Directions for this task
Output every line below exactly, please, omitting pictures.

Records to process
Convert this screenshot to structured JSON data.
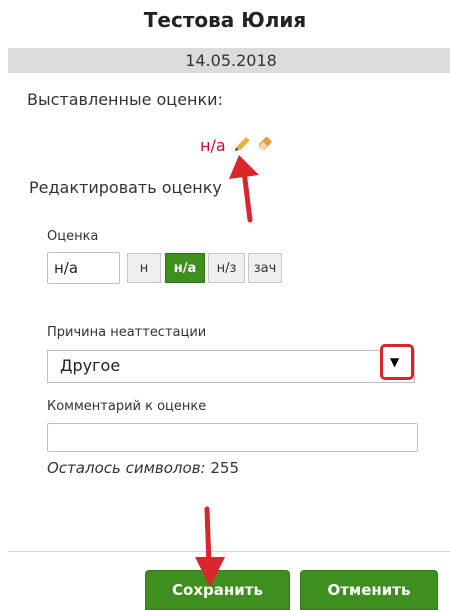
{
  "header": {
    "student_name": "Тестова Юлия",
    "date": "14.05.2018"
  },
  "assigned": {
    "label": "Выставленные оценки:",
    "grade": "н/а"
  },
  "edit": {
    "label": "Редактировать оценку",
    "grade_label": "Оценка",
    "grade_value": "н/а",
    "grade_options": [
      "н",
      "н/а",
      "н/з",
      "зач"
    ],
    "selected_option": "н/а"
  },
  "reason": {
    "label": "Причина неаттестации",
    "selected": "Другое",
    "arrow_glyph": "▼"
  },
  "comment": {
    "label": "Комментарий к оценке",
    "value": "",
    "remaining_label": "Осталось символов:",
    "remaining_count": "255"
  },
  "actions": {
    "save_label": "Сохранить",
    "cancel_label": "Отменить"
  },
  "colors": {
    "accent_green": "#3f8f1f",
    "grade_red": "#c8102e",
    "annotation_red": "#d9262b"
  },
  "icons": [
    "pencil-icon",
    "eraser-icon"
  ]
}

Exercise solution
Convert this screenshot to structured JSON data.
{
  "header": {
    "student_name": "Тестова Юлия",
    "date": "14.05.2018"
  },
  "assigned": {
    "label": "Выставленные оценки:",
    "grade": "н/а"
  },
  "edit": {
    "label": "Редактировать оценку",
    "grade_label": "Оценка",
    "grade_value": "н/а",
    "grade_options": [
      "н",
      "н/а",
      "н/з",
      "зач"
    ],
    "selected_option": "н/а"
  },
  "reason": {
    "label": "Причина неаттестации",
    "selected": "Другое",
    "arrow_glyph": "▼"
  },
  "comment": {
    "label": "Комментарий к оценке",
    "value": "",
    "remaining_label": "Осталось символов:",
    "remaining_count": "255"
  },
  "actions": {
    "save_label": "Сохранить",
    "cancel_label": "Отменить"
  },
  "colors": {
    "accent_green": "#3f8f1f",
    "grade_red": "#c8102e",
    "annotation_red": "#d9262b"
  },
  "icons": [
    "pencil-icon",
    "eraser-icon"
  ]
}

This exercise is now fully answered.